- **ASSIGNMENT**
Read through the listing below and copy each line in which the word "http" occurs.

BEGIN DATA SUPPLIED

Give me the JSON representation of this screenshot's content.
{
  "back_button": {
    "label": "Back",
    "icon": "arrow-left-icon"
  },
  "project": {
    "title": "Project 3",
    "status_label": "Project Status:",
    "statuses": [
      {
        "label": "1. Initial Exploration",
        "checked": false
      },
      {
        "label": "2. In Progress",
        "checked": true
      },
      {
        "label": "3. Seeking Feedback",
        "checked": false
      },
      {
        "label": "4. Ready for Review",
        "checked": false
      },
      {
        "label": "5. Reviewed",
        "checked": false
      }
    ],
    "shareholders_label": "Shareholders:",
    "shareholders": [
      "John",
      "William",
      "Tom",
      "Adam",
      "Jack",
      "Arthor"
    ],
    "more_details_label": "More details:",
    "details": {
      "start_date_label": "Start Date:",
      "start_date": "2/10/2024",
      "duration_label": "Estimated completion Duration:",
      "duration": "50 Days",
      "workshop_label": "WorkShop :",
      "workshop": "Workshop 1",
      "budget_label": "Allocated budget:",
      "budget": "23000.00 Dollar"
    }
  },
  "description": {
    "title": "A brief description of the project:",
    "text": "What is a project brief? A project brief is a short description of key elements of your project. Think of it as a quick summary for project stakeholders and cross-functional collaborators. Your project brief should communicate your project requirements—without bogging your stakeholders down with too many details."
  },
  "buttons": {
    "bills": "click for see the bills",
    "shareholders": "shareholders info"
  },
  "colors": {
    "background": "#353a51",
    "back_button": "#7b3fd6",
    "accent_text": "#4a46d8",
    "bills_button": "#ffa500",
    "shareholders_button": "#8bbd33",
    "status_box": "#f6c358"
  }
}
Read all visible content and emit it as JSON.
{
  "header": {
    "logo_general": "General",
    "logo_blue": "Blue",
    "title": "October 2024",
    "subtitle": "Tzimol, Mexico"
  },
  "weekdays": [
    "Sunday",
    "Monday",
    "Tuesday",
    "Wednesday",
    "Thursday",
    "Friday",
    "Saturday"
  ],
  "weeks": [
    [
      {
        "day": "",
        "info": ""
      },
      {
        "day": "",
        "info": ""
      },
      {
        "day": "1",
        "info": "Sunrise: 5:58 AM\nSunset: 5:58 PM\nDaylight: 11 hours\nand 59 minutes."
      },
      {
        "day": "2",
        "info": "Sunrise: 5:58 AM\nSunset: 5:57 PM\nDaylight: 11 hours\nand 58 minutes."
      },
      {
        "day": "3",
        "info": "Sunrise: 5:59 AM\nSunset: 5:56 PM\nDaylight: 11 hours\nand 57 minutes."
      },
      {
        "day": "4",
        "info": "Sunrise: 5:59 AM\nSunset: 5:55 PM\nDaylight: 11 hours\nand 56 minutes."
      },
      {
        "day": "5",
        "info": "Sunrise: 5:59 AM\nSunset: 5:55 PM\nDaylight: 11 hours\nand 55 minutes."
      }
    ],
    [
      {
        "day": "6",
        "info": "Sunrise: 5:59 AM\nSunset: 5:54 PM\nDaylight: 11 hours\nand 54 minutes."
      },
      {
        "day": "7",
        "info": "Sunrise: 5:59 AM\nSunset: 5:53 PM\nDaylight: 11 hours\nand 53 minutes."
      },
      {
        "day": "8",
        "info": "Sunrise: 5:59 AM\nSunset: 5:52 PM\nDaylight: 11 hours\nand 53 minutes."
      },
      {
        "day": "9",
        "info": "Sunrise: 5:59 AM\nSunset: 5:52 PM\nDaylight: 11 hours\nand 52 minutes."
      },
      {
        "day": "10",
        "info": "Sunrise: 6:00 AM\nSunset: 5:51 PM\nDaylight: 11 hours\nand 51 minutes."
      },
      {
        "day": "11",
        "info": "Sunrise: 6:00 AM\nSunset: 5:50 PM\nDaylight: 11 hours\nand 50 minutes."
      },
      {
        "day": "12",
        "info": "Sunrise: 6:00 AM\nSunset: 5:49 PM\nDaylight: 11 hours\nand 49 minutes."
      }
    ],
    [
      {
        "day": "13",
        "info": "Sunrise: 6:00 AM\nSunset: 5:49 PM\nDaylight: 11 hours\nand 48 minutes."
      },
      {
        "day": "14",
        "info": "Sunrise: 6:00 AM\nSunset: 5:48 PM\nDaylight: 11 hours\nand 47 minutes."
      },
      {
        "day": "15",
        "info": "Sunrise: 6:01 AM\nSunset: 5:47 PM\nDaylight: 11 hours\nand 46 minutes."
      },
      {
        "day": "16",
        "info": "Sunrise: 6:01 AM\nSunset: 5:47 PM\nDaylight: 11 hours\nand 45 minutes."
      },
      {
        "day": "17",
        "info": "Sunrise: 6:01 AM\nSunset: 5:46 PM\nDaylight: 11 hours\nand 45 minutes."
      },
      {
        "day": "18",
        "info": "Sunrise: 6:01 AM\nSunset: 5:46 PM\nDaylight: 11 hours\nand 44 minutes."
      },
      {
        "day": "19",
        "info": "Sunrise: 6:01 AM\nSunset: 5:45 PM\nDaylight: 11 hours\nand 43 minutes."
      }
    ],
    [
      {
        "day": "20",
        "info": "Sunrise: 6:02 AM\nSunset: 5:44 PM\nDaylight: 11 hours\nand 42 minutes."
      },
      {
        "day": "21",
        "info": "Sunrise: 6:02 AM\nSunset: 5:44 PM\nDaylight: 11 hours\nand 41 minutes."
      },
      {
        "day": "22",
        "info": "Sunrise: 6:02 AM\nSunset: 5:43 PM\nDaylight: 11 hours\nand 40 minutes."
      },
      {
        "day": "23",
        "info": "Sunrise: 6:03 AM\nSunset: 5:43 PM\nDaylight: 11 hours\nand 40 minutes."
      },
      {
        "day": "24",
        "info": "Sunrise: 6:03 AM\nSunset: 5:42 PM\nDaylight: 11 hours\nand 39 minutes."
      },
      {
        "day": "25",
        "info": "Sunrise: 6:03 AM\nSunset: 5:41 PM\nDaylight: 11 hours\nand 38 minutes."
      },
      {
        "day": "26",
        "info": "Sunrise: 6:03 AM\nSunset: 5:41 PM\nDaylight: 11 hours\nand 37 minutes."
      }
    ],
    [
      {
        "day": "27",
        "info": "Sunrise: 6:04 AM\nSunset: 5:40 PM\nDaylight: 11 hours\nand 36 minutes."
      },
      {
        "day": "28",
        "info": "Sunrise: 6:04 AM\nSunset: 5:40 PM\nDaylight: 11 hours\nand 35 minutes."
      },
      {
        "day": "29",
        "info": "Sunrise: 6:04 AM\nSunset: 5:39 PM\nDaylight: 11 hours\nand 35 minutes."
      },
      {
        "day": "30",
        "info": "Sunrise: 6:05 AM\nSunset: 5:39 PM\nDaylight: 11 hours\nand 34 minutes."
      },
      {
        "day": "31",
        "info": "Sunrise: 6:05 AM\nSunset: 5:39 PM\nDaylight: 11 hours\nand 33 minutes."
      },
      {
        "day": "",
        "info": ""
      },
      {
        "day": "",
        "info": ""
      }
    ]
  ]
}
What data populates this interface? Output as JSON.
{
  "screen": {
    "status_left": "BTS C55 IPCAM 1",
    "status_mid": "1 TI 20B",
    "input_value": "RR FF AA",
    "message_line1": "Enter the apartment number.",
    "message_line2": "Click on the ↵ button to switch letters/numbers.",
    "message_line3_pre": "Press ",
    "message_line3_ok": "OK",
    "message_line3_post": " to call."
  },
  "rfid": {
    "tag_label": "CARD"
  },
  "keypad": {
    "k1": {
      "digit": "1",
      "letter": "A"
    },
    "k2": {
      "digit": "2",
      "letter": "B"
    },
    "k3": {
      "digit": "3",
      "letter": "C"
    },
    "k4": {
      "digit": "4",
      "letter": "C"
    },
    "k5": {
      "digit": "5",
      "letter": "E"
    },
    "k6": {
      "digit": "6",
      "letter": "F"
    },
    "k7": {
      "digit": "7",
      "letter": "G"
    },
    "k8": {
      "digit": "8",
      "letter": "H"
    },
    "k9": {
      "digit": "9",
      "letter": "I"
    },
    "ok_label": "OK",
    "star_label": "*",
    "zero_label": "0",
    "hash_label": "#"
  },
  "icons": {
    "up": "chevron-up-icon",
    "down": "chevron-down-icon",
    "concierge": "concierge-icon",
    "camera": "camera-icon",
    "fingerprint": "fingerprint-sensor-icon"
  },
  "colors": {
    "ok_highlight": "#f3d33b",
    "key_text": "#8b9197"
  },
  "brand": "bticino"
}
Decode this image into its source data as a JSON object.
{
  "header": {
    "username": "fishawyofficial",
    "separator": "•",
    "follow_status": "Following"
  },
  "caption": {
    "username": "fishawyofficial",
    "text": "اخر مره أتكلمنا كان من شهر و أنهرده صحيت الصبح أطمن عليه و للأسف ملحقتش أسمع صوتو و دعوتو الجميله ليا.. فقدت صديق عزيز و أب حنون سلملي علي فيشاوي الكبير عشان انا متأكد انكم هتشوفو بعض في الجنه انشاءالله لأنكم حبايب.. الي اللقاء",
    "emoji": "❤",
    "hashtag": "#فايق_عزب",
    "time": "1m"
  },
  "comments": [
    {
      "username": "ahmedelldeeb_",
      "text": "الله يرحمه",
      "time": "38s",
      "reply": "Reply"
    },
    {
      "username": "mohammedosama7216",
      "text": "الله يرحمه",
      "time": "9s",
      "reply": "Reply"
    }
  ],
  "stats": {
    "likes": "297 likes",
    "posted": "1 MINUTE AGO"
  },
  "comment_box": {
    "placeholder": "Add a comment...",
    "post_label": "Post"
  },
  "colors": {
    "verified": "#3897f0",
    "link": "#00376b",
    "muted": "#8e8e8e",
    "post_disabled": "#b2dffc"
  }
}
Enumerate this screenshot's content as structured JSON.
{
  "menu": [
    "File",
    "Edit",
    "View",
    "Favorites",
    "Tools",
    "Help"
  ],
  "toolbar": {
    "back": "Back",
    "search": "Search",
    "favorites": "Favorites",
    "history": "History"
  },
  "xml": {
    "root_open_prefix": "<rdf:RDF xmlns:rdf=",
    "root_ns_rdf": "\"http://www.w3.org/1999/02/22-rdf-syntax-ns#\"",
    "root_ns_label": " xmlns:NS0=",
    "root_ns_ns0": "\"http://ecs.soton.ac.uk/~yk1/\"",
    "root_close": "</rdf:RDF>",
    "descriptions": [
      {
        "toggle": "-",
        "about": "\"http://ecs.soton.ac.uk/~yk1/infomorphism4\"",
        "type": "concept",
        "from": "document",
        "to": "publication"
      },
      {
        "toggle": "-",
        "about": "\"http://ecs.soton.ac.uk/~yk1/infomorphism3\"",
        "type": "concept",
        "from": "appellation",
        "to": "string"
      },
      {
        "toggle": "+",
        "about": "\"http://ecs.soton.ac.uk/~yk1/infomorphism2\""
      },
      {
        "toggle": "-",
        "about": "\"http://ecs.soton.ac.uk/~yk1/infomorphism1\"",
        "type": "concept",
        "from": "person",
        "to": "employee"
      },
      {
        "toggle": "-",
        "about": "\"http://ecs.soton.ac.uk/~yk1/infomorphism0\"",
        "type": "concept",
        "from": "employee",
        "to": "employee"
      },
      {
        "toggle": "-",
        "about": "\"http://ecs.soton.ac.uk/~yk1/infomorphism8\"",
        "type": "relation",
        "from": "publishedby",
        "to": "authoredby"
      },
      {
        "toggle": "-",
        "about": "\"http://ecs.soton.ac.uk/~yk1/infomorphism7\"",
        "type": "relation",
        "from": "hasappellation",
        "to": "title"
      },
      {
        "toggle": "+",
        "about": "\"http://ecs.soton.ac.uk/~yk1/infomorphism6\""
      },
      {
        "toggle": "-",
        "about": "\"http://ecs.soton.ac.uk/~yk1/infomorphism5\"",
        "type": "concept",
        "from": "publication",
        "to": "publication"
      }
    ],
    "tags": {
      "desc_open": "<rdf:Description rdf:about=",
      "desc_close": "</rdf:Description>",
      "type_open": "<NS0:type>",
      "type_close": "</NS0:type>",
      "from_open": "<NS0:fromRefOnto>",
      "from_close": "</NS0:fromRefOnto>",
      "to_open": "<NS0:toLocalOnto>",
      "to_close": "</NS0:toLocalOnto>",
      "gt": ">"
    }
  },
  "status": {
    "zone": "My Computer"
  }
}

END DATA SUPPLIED

- **WRITTEN REPLY**
    "root_ns_rdf": "\"http://www.w3.org/1999/02/22-rdf-syntax-ns#\"",
    "root_ns_ns0": "\"http://ecs.soton.ac.uk/~yk1/\"",
        "about": "\"http://ecs.soton.ac.uk/~yk1/infomorphism4\"",
        "about": "\"http://ecs.soton.ac.uk/~yk1/infomorphism3\"",
        "about": "\"http://ecs.soton.ac.uk/~yk1/infomorphism2\""
        "about": "\"http://ecs.soton.ac.uk/~yk1/infomorphism1\"",
        "about": "\"http://ecs.soton.ac.uk/~yk1/infomorphism0\"",
        "about": "\"http://ecs.soton.ac.uk/~yk1/infomorphism8\"",
        "about": "\"http://ecs.soton.ac.uk/~yk1/infomorphism7\"",
        "about": "\"http://ecs.soton.ac.uk/~yk1/infomorphism6\""
        "about": "\"http://ecs.soton.ac.uk/~yk1/infomorphism5\"",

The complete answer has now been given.